The Welsh Ambulance Service have missed their target of attending life threatening incidents in eight minutes.
In figures released yesterday by the Welsh Assembly Government, a breakdown of ambulance response times for June have been revealed.
Across Wales there there were a total of 35,570 emergency calls made to the service. This is 2.7% down on May 2014 but 5.0% up on June 2013.
Of these calls, 14,167 were classed as Category A (immediately life-threatening) calls, which is 4.0% down on May 2014 but 6.3% up on June 2013.
From this, 53.0% of emergency responses to Category A (immediately life-threatening) calls arrived at the scene within 8 minutes – down from 54.1% in May 2014 and from 62.6% in June 2013 – and below the target of 65%.
These figures mean that the ambulance service have missed their target of attending 65% of life threatening calls in eight minutes.
A breakdown of figures per region is also provided, with 593 Category A calls made in Wrexham last month.
Of these calls 583 had first response attend the scene, with a total of 65.7% of incidents attended within eight minutes. These figures are ever so slightly above the response target.

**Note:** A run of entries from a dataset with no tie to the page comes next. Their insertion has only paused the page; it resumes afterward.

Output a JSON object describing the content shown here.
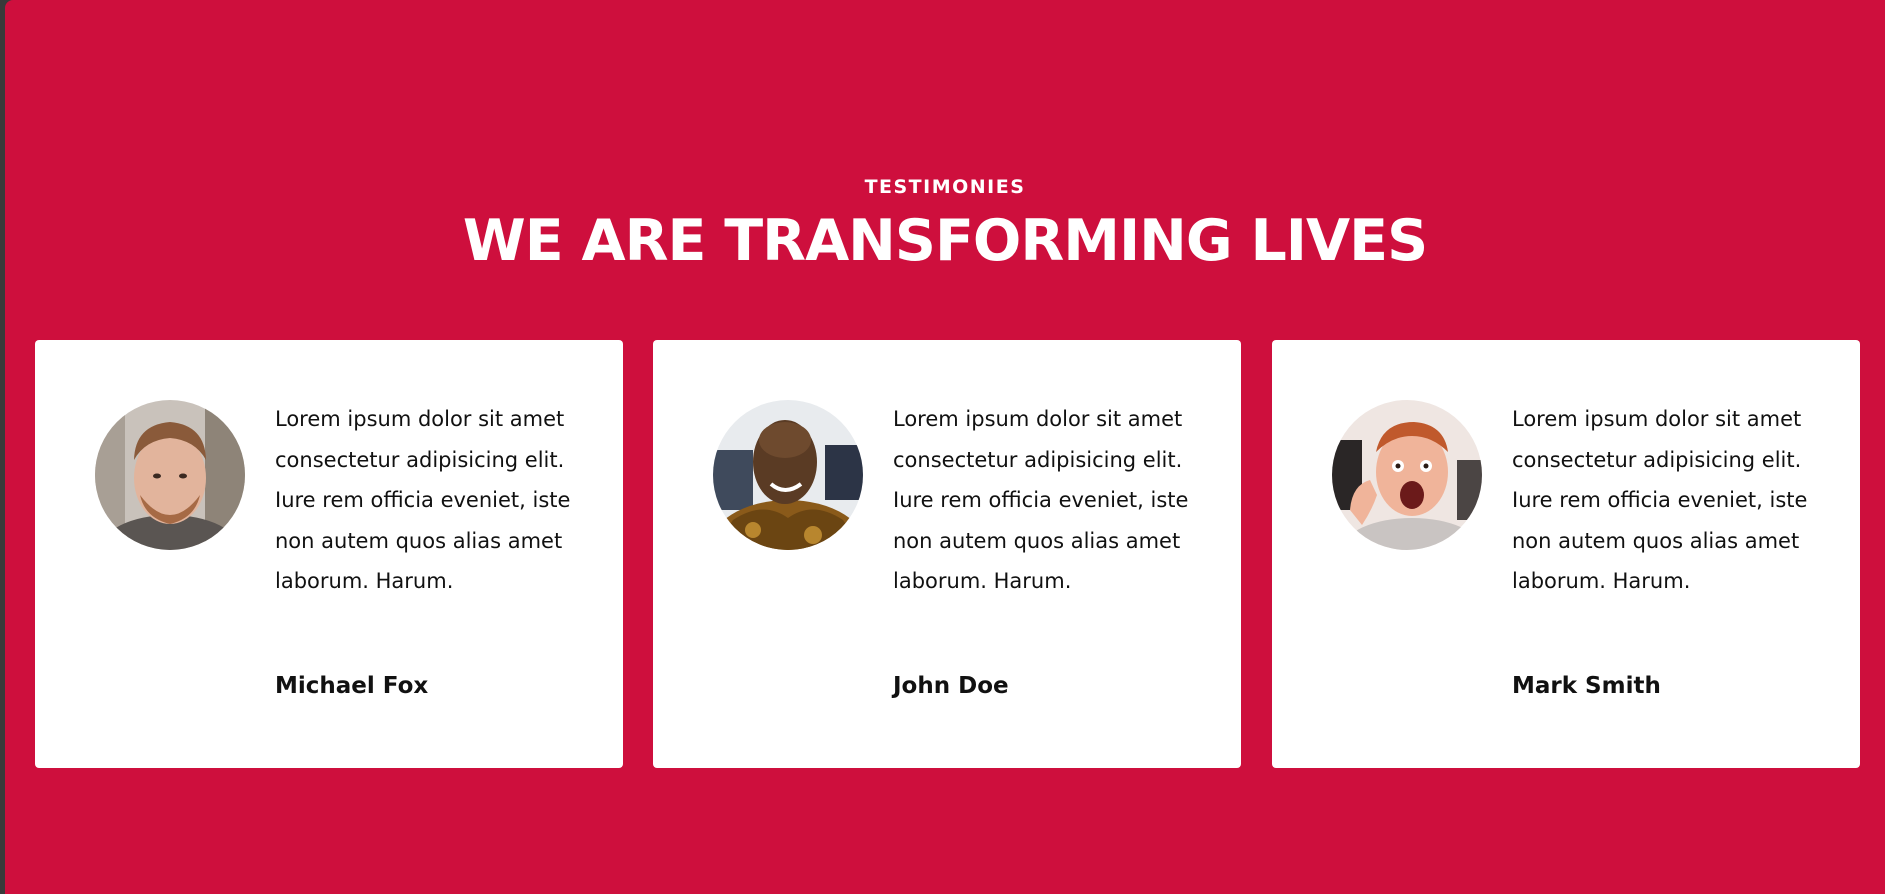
{
  "section": {
    "kicker": "TESTIMONIES",
    "title": "WE ARE TRANSFORMING LIVES",
    "background_color": "#ce0f3d"
  },
  "testimonials": [
    {
      "quote": "Lorem ipsum dolor sit amet consectetur adipisicing elit. Iure rem officia eveniet, iste non autem quos alias amet laborum. Harum.",
      "name": "Michael Fox",
      "avatar_icon": "avatar-photo"
    },
    {
      "quote": "Lorem ipsum dolor sit amet consectetur adipisicing elit. Iure rem officia eveniet, iste non autem quos alias amet laborum. Harum.",
      "name": "John Doe",
      "avatar_icon": "avatar-photo"
    },
    {
      "quote": "Lorem ipsum dolor sit amet consectetur adipisicing elit. Iure rem officia eveniet, iste non autem quos alias amet laborum. Harum.",
      "name": "Mark Smith",
      "avatar_icon": "avatar-photo"
    }
  ]
}
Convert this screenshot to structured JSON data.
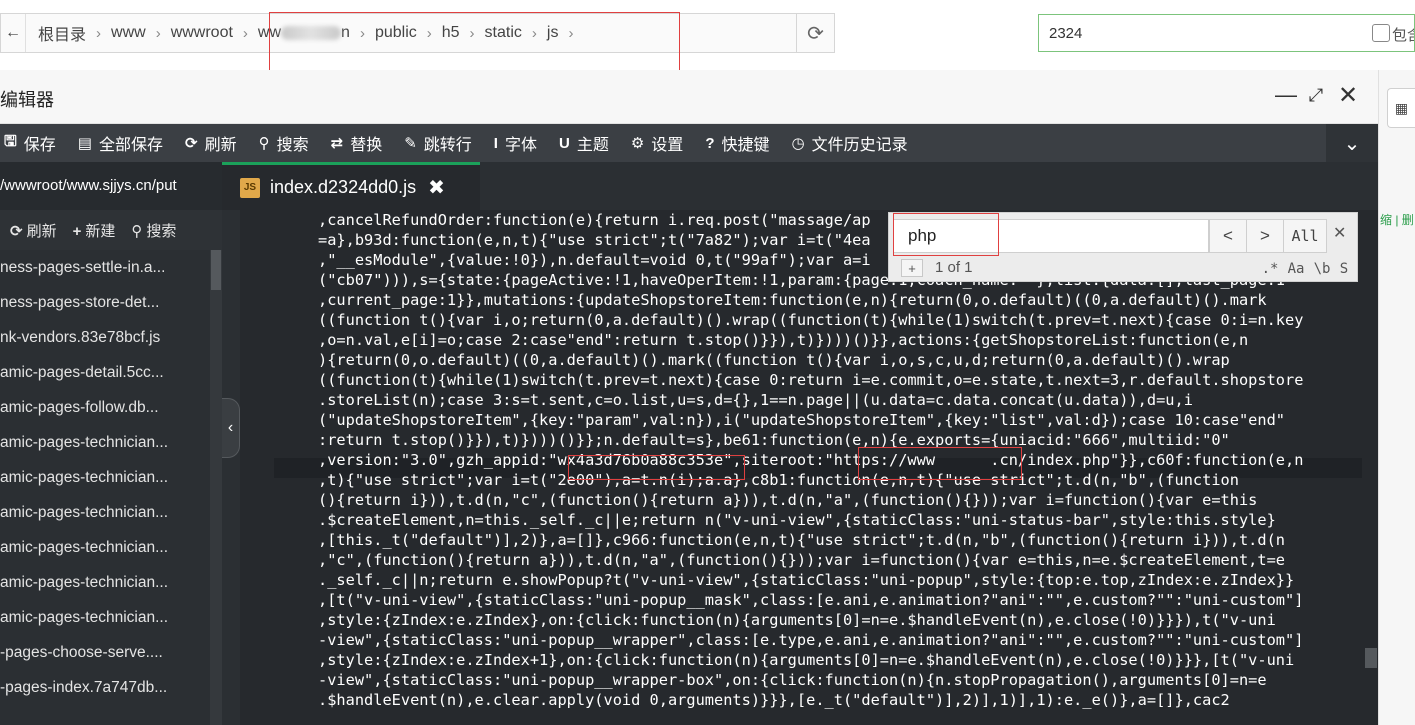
{
  "topbar": {
    "back_icon": "←",
    "crumbs": [
      "根目录",
      "www",
      "wwwroot",
      "ww",
      "n",
      "public",
      "h5",
      "static",
      "js"
    ],
    "search_value": "2324",
    "include_label": "包含"
  },
  "editor": {
    "title": "编辑器",
    "toolbar": [
      {
        "icon": "save-icon",
        "glyph": "🖫",
        "label": "保存"
      },
      {
        "icon": "save-all-icon",
        "glyph": "▤",
        "label": "全部保存"
      },
      {
        "icon": "refresh-icon",
        "glyph": "⟳",
        "label": "刷新"
      },
      {
        "icon": "search-icon",
        "glyph": "⚲",
        "label": "搜索"
      },
      {
        "icon": "replace-icon",
        "glyph": "⇄",
        "label": "替换"
      },
      {
        "icon": "goto-line-icon",
        "glyph": "✎",
        "label": "跳转行"
      },
      {
        "icon": "font-icon",
        "glyph": "I",
        "label": "字体"
      },
      {
        "icon": "theme-icon",
        "glyph": "U",
        "label": "主题"
      },
      {
        "icon": "settings-icon",
        "glyph": "⚙",
        "label": "设置"
      },
      {
        "icon": "help-icon",
        "glyph": "?",
        "label": "快捷键"
      },
      {
        "icon": "history-icon",
        "glyph": "◷",
        "label": "文件历史记录"
      }
    ],
    "sidebar": {
      "path": "/wwwroot/www.sjjys.cn/put",
      "actions": [
        {
          "icon": "refresh-icon",
          "glyph": "⟳",
          "label": "刷新"
        },
        {
          "icon": "plus-icon",
          "glyph": "+",
          "label": "新建"
        },
        {
          "icon": "search-icon",
          "glyph": "⚲",
          "label": "搜索"
        }
      ],
      "files": [
        "ness-pages-settle-in.a...",
        "ness-pages-store-det...",
        "nk-vendors.83e78bcf.js",
        "amic-pages-detail.5cc...",
        "amic-pages-follow.db...",
        "amic-pages-technician...",
        "amic-pages-technician...",
        "amic-pages-technician...",
        "amic-pages-technician...",
        "amic-pages-technician...",
        "amic-pages-technician...",
        "-pages-choose-serve....",
        "-pages-index.7a747db..."
      ]
    },
    "tab": {
      "file_type": "JS",
      "name": "index.d2324dd0.js",
      "close": "✖"
    },
    "code_lines": [
      ",cancelRefundOrder:function(e){return i.req.post(\"massage/ap",
      "=a},b93d:function(e,n,t){\"use strict\";t(\"7a82\");var i=t(\"4ea",
      ",\"__esModule\",{value:!0}),n.default=void 0,t(\"99af\");var a=i",
      "(\"cb07\"))),s={state:{pageActive:!1,haveOperItem:!1,param:{page:1,coach_name:\"\"},list:{data:[],last_page:1",
      ",current_page:1}},mutations:{updateShopstoreItem:function(e,n){return(0,o.default)((0,a.default)().mark",
      "((function t(){var i,o;return(0,a.default)().wrap((function(t){while(1)switch(t.prev=t.next){case 0:i=n.key",
      ",o=n.val,e[i]=o;case 2:case\"end\":return t.stop()}}),t)})))()}},actions:{getShopstoreList:function(e,n",
      "){return(0,o.default)((0,a.default)().mark((function t(){var i,o,s,c,u,d;return(0,a.default)().wrap",
      "((function(t){while(1)switch(t.prev=t.next){case 0:return i=e.commit,o=e.state,t.next=3,r.default.shopstore",
      ".storeList(n);case 3:s=t.sent,c=o.list,u=s,d={},1==n.page||(u.data=c.data.concat(u.data)),d=u,i",
      "(\"updateShopstoreItem\",{key:\"param\",val:n}),i(\"updateShopstoreItem\",{key:\"list\",val:d});case 10:case\"end\"",
      ":return t.stop()}}),t)})))()}};n.default=s},be61:function(e,n){e.exports={uniacid:\"666\",multiid:\"0\"",
      ",version:\"3.0\",gzh_appid:\"wx4a3d76b0a88c353e\",siteroot:\"https://www      .cn/index.php\"}},c60f:function(e,n",
      ",t){\"use strict\";var i=t(\"2e00\"),a=t.n(i);a.a},c8b1:function(e,n,t){\"use strict\";t.d(n,\"b\",(function",
      "(){return i})),t.d(n,\"c\",(function(){return a})),t.d(n,\"a\",(function(){}));var i=function(){var e=this",
      ".$createElement,n=this._self._c||e;return n(\"v-uni-view\",{staticClass:\"uni-status-bar\",style:this.style}",
      ",[this._t(\"default\")],2)},a=[]},c966:function(e,n,t){\"use strict\";t.d(n,\"b\",(function(){return i})),t.d(n",
      ",\"c\",(function(){return a})),t.d(n,\"a\",(function(){}));var i=function(){var e=this,n=e.$createElement,t=e",
      "._self._c||n;return e.showPopup?t(\"v-uni-view\",{staticClass:\"uni-popup\",style:{top:e.top,zIndex:e.zIndex}}",
      ",[t(\"v-uni-view\",{staticClass:\"uni-popup__mask\",class:[e.ani,e.animation?\"ani\":\"\",e.custom?\"\":\"uni-custom\"]",
      ",style:{zIndex:e.zIndex},on:{click:function(n){arguments[0]=n=e.$handleEvent(n),e.close(!0)}}}),t(\"v-uni",
      "-view\",{staticClass:\"uni-popup__wrapper\",class:[e.type,e.ani,e.animation?\"ani\":\"\",e.custom?\"\":\"uni-custom\"]",
      ",style:{zIndex:e.zIndex+1},on:{click:function(n){arguments[0]=n=e.$handleEvent(n),e.close(!0)}}},[t(\"v-uni",
      "-view\",{staticClass:\"uni-popup__wrapper-box\",on:{click:function(n){n.stopPropagation(),arguments[0]=n=e",
      ".$handleEvent(n),e.clear.apply(void 0,arguments)}}},[e._t(\"default\")],2)],1)],1):e._e()},a=[]},cac2"
    ],
    "find": {
      "query": "php",
      "prev": "<",
      "next": ">",
      "all": "All",
      "close": "✕",
      "plus": "+",
      "count": "1 of 1",
      "opt_regex": ".*",
      "opt_case": "Aa",
      "opt_word": "\\b",
      "opt_sel": "S"
    }
  },
  "right_edge": {
    "fragment": "缩 | 删"
  },
  "colors": {
    "accent_green": "#1ba15a",
    "highlight_red": "#e04040",
    "editor_bg": "#26292d",
    "toolbar_bg": "#3b3f44"
  }
}
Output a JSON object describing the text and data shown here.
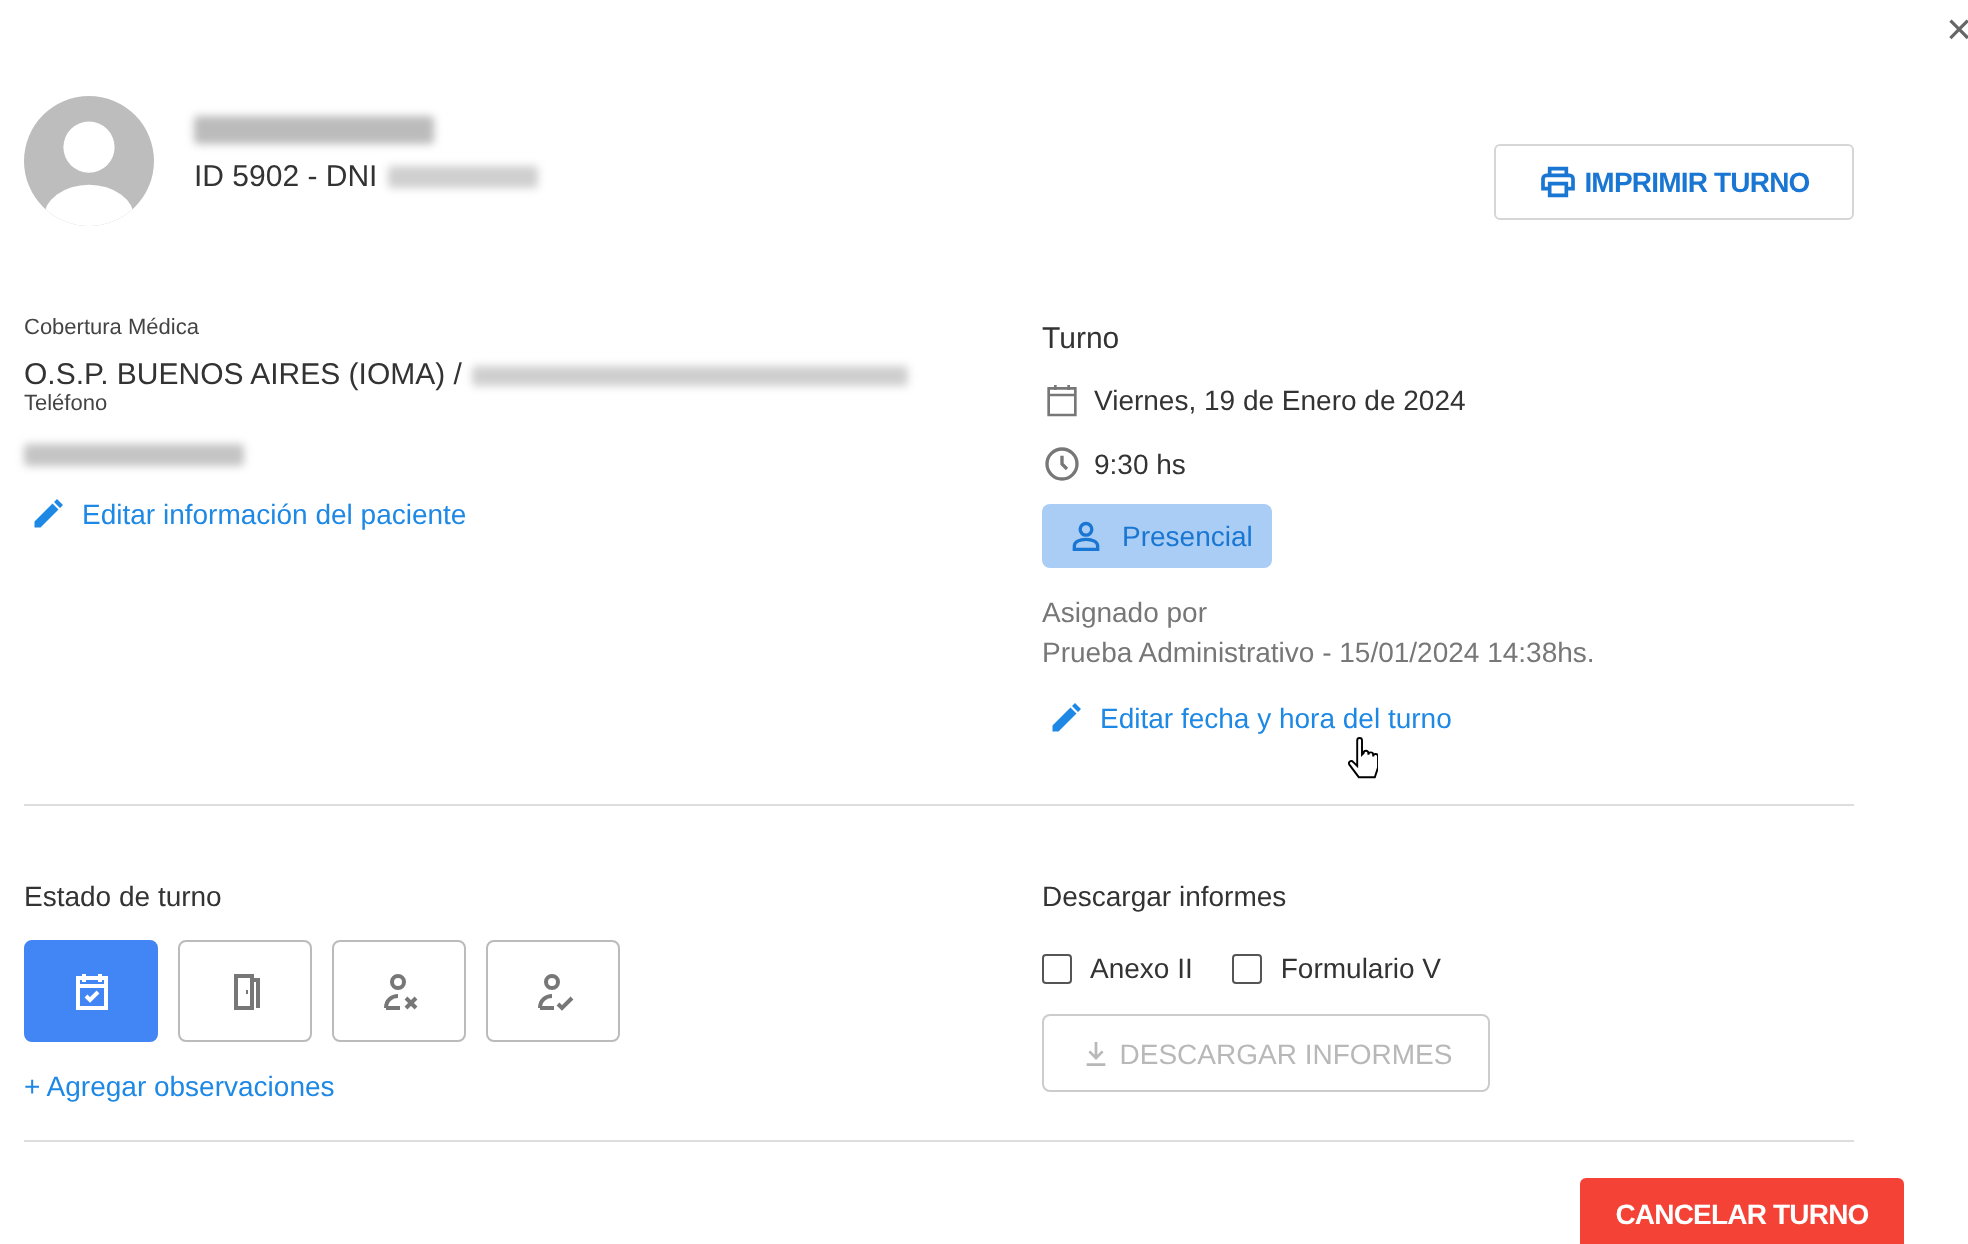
{
  "close": "×",
  "patient": {
    "id_line": "ID 5902 - DNI"
  },
  "print_button": "IMPRIMIR TURNO",
  "coverage": {
    "label": "Cobertura Médica",
    "value": "O.S.P. BUENOS AIRES (IOMA) /"
  },
  "phone": {
    "label": "Teléfono"
  },
  "edit_patient_link": "Editar información del paciente",
  "appointment": {
    "title": "Turno",
    "date": "Viernes, 19 de Enero de 2024",
    "time": "9:30 hs",
    "mode": "Presencial",
    "assigned_label": "Asignado por",
    "assigned_value": "Prueba Administrativo - 15/01/2024 14:38hs.",
    "edit_link": "Editar fecha y hora del turno"
  },
  "status": {
    "title": "Estado de turno",
    "buttons": [
      {
        "kind": "scheduled",
        "selected": true
      },
      {
        "kind": "arrived",
        "selected": false
      },
      {
        "kind": "absent",
        "selected": false
      },
      {
        "kind": "attended",
        "selected": false
      }
    ],
    "add_notes_link": "+ Agregar observaciones"
  },
  "reports": {
    "title": "Descargar informes",
    "options": [
      {
        "label": "Anexo II",
        "checked": false
      },
      {
        "label": "Formulario V",
        "checked": false
      }
    ],
    "download_button": {
      "label": "DESCARGAR INFORMES",
      "disabled": true
    }
  },
  "cancel_button": "CANCELAR TURNO"
}
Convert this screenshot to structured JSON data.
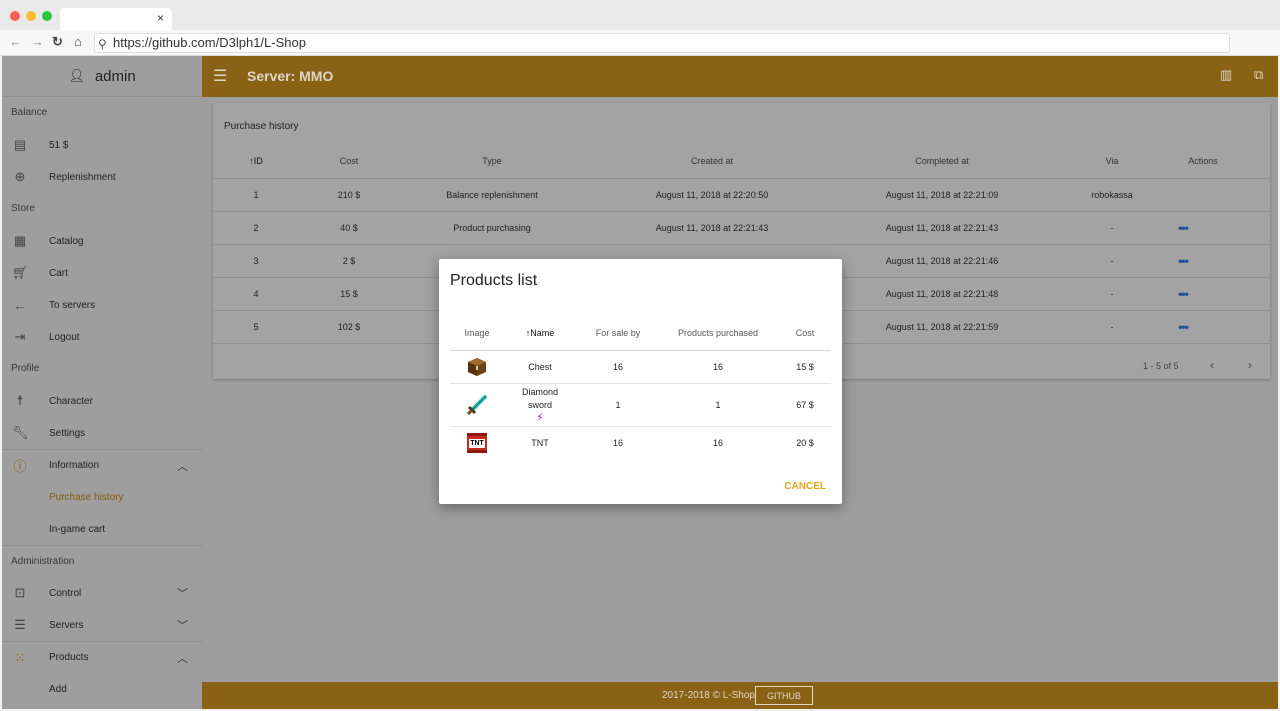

A quick look at the figures suggests that Betsi Cadwaladr achieved the overall response time target across three areas, which are Wrexham, Denbighshire and Conwy.
However just up the road in Flintshire, figures show that 45.4% of Category A incidents were attended within eight minutes.
The report goes onto say that 58.2% of Category A calls received an emergency response within 9 minutes, 62.9% within 10 minutes, 79.7% within 15 minutes, 89.3% within 20 minutes and 96.7% within 30 minutes.
A full breakdown and report of the figures can be viewed here.